Sometimes, kids, two blogs you like might have a falling out and say some hurtful things about each other. I understand that it can be painful to read these tings, and I know you wish that they would just kiss and make up. Just remember that you don’t have to take sides, this isn’t your fault, and that they both appreciate your pageviews very much. No matter what happens in the future, they will both still love you and you can carry on visiting them separately, even if they’re no longer talking to each other. OK?
Last week, I read an article in the newspaper that I knew would eventually get picked up by one of the blogs I regularly read. Sure enough, over the weekend that blog put up a brief blog post that wasn’t very happy with some of the content in the newspaper article. Fair enough. It’s the sort of thing I do all the time. Reading through the comments, what struck me was the number of readers who felt that the blog post was out of place. Principally, they wondered why the blog post couldn’t have been left in the comments of the original article, or even at the author’s own blog. From their point of view, publishing a critical blog post in such a way was almost as though the original author was being “called out” with less chance of a right of reply.
Now, this is interesting. I don’t deal with many trolls (this blog might be a bit too dry for them) but I see them in action elsewhere. Usually, when they complain about censorship because their comments have been moderated, it’s fairly standard for someone else to point out that nothing is stopping them from going and starting their own blog where they will be free to say whatever they want. But that isn’t what trolls really want, is it? They want to say whatever they want at that blog, and I have no doubt that for some of them, being able to whine about their free speech being suppressed is half the fun of saying things they know will be regarded as offensive or inappropriate.

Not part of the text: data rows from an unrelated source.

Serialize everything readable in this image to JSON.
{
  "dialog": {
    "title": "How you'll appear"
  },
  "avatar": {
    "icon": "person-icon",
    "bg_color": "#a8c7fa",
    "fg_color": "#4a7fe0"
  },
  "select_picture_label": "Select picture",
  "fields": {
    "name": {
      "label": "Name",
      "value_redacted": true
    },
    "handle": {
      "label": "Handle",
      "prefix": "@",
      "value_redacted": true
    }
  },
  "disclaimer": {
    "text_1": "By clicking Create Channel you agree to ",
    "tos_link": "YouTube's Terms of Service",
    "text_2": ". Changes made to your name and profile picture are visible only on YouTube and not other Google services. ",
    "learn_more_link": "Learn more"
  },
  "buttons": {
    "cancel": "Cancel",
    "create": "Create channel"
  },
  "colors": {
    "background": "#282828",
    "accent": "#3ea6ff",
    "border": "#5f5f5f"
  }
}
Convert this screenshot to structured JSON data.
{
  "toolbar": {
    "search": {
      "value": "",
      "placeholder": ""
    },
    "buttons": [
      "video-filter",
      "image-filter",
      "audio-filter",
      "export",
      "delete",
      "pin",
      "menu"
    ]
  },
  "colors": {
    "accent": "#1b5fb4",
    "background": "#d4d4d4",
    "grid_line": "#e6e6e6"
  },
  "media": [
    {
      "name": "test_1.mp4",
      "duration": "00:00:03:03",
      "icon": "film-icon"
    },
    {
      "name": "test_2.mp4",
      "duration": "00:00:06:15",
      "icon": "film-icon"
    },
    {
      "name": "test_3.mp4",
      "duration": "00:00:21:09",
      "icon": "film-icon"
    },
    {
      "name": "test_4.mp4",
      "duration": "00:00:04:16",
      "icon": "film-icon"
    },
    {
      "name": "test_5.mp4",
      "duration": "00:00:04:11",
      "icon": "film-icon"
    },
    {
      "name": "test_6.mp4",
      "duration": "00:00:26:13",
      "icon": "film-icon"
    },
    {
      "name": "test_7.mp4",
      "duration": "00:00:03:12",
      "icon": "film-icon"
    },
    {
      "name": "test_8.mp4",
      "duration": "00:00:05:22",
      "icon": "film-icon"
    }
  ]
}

In the case of established blogs or authors, however, what is the procedure for critiquing the work of others? This is especially tricky when people may have guest-blogged for each other and have previously been considered colleagues or allies. If you go over to their blog to rip their post to threads, are you trolling? On the other hand, if you take the time to put together a post of your own and then detail what you think is wrong, are you supposed to contact your acquaintance beforehand to offer right of reply or to give notice of your criticism?

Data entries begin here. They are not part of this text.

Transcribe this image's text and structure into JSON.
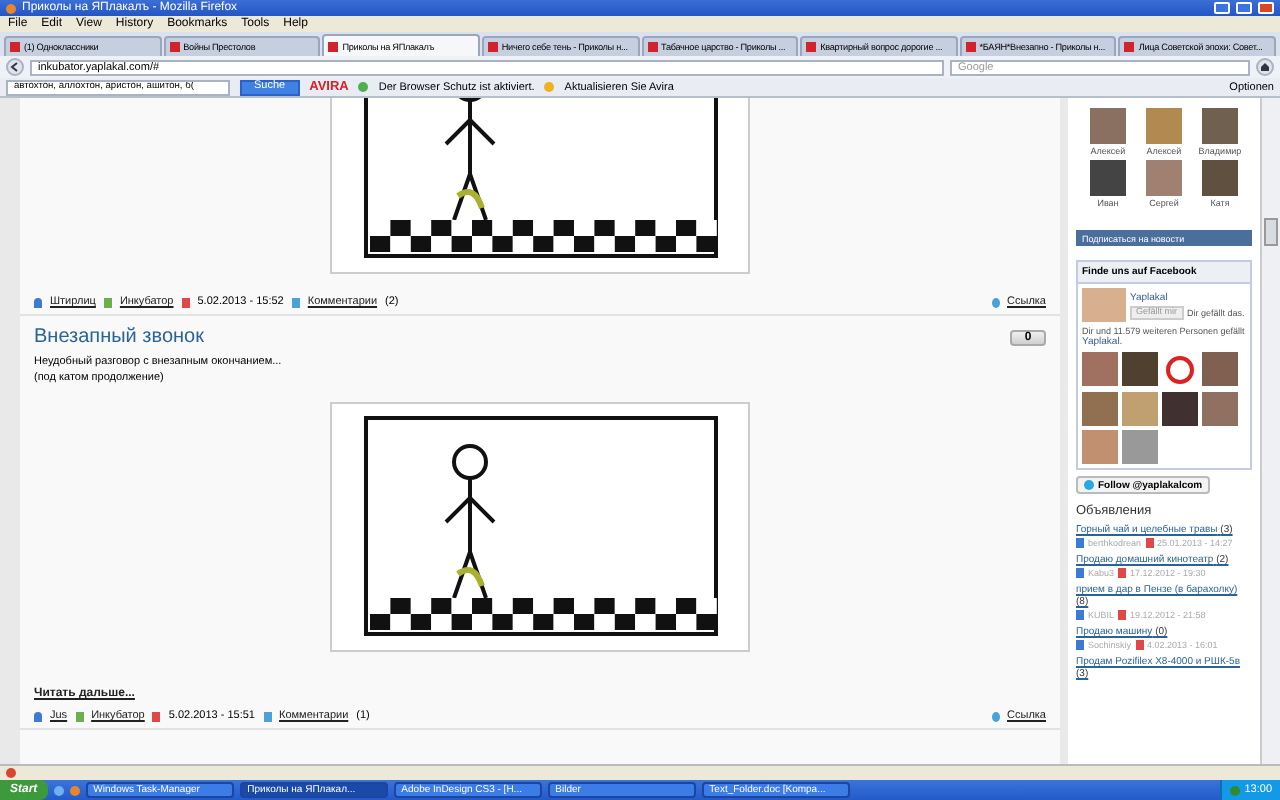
{
  "window": {
    "title": "Приколы на ЯПлакалъ - Mozilla Firefox"
  },
  "menu": [
    "File",
    "Edit",
    "View",
    "History",
    "Bookmarks",
    "Tools",
    "Help"
  ],
  "tabs": [
    {
      "label": "(1) Одноклассники",
      "selected": false
    },
    {
      "label": "Войны Престолов",
      "selected": false
    },
    {
      "label": "Приколы на ЯПлакалъ",
      "selected": true
    },
    {
      "label": "Ничего себе тень - Приколы н...",
      "selected": false
    },
    {
      "label": "Табачное царство - Приколы ...",
      "selected": false
    },
    {
      "label": "Квартирный вопрос дорогие ...",
      "selected": false
    },
    {
      "label": "*БАЯН*Внезапно - Приколы н...",
      "selected": false
    },
    {
      "label": "Лица Советской эпохи: Совет...",
      "selected": false
    }
  ],
  "address": {
    "value": "inkubator.yaplakal.com/#"
  },
  "search": {
    "placeholder": "Google"
  },
  "avira": {
    "search_value": "автохтон, аллохтон, аристон, ашитон, б(",
    "search_button": "Suche",
    "brand": "AVIRA",
    "status": "Der Browser Schutz ist aktiviert.",
    "update": "Aktualisieren Sie Avira",
    "options": "Optionen"
  },
  "posts": [
    {
      "meta": {
        "author": "Штирлиц",
        "category": "Инкубатор",
        "date": "5.02.2013 - 15:52",
        "comments": "Комментарии",
        "comments_count": "(2)",
        "link": "Ссылка"
      }
    },
    {
      "title": "Внезапный звонок",
      "score": "0",
      "lines": [
        "Неудобный разговор с внезапным окончанием...",
        "(под катом продолжение)"
      ],
      "read_more": "Читать дальше...",
      "meta": {
        "author": "Jus",
        "category": "Инкубатор",
        "date": "5.02.2013 - 15:51",
        "comments": "Комментарии",
        "comments_count": "(1)",
        "link": "Ссылка"
      }
    }
  ],
  "friends": [
    "Алексей",
    "Алексей",
    "Владимир",
    "Иван",
    "Сергей",
    "Катя"
  ],
  "subscribe": "Подписаться на новости",
  "facebook": {
    "heading": "Finde uns auf Facebook",
    "page": "Yaplakal",
    "like": "Gefällt mir",
    "liked": "Dir gefällt das.",
    "summary": "Dir und 11.579 weiteren Personen gefällt",
    "summary_link": "Yaplakal."
  },
  "follow": "Follow @yaplakalcom",
  "ads": {
    "heading": "Объявления",
    "items": [
      {
        "title": "Горный чай и целебные травы",
        "count": "(3)",
        "user": "berthkodrean",
        "date": "25.01.2013 - 14:27"
      },
      {
        "title": "Продаю домашний кинотеатр",
        "count": "(2)",
        "user": "Kabu3",
        "date": "17.12.2012 - 19:30"
      },
      {
        "title": "прием в дар в Пензе (в барахолку)",
        "count": "(8)",
        "user": "KUBIL",
        "date": "19.12.2012 - 21:58"
      },
      {
        "title": "Продаю машину",
        "count": "(0)",
        "user": "Sochinskiy",
        "date": "4.02.2013 - 16:01"
      },
      {
        "title": "Продам Pozifilex X8-4000 и PШК-5в",
        "count": "(3)"
      }
    ]
  },
  "taskbar": {
    "start": "Start",
    "items": [
      {
        "label": "Windows Task-Manager",
        "selected": false
      },
      {
        "label": "Приколы на ЯПлакал...",
        "selected": true
      },
      {
        "label": "Adobe InDesign CS3 - [H...",
        "selected": false
      },
      {
        "label": "Bilder",
        "selected": false
      },
      {
        "label": "Text_Folder.doc [Kompa...",
        "selected": false
      }
    ],
    "clock": "13:00"
  }
}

In the case of the article and the weekend blog post, the waters were further muddied by the fact that the article was published by a third party, the newspaper, rather than the author’s own blog. Reader comments on the article were enabled, so it was not a question of needing to blog about it because there was no other way of expressing an opinion. Nevertheless, a number of readers were uneasy at the blog post, not only for its tone, but also because it could be interpreted as an attack. This in one of those corners of the internet where most people are friends rather than enemies and generally try to keep discussions civil.
Generally, through sheer laziness, I’m more likely to leave a comment on a blog post I don’t like, rather than write a rebuttal post of my own. Plus it means that my comments can generally be seen by others who have read the post and they can then judge for themselves whether I have any salient points to make or whether I am just a frothing reactionary. The blog author can also add clarifications, and again people will be able to see them, and that is generally how discussions work. As I don’t tend to go looking for trouble, it’s very unlikely that I’ll end up in a flame war.

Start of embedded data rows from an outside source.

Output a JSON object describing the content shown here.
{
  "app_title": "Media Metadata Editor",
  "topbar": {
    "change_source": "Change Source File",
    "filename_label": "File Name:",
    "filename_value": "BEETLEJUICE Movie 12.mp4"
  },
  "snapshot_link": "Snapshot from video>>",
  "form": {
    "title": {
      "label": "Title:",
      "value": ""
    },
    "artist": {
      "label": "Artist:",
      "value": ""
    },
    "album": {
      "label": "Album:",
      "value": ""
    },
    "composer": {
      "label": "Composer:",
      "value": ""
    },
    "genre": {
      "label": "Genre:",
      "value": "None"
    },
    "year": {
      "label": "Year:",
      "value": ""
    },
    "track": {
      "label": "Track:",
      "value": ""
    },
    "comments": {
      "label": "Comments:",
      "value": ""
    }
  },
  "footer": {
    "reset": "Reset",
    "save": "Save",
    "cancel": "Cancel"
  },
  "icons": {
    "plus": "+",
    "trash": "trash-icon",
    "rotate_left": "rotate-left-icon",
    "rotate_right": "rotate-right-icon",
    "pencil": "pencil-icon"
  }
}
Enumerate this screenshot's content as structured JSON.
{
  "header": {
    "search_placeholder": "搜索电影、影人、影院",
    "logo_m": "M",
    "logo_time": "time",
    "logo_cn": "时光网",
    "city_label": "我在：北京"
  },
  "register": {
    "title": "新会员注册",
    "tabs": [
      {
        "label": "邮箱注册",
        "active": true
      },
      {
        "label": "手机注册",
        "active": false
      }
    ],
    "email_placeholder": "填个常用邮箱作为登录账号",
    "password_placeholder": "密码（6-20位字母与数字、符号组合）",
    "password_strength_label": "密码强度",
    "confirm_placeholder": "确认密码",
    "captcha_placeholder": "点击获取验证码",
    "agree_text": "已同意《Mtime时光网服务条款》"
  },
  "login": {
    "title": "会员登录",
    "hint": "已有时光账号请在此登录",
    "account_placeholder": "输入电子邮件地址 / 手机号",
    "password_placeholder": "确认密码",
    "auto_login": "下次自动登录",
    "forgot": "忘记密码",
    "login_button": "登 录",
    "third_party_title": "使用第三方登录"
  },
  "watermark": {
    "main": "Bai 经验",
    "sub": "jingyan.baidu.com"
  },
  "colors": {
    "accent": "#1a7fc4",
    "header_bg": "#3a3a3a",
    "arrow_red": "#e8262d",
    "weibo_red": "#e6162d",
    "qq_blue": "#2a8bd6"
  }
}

On the other hand, if I do go to the trouble of crafting a blog post in response to something I have read, simple human decency demands that I offer the subject of my ire a right of reply in the comments. Do I warn them in advance that I’ll be blogging about them? Not usually. But I do let them have their say in the comments, and don’t moderate or censor them. That would be unfair, and also dishonest to anyone else who tried to follow the debate. While my blog may be “my turf,” ragging on somebody else’s work and then blocking them from saying anything here is akin to a kid who throws rocks and then hides behinds their mother’s skirts when people start looking for the culprit.
There are no hard and fast rules of discourse on the internet, and different people will have their own opinions about how to handle discussing contentious or controversial issues. One person’s dissenting viewpoint is another person’s troll. When things get heated, it can be tempting to retreat to the safe haven of one’s own space to let someone have it with both barrels, but I don’t think this achieves anything or moves the conversation forward. Better, in my opinion, to take the argument to them and duke things out on their terms. At least then they won’t be able to accuse you of fighting dirty.
[Image by Marshall Astor]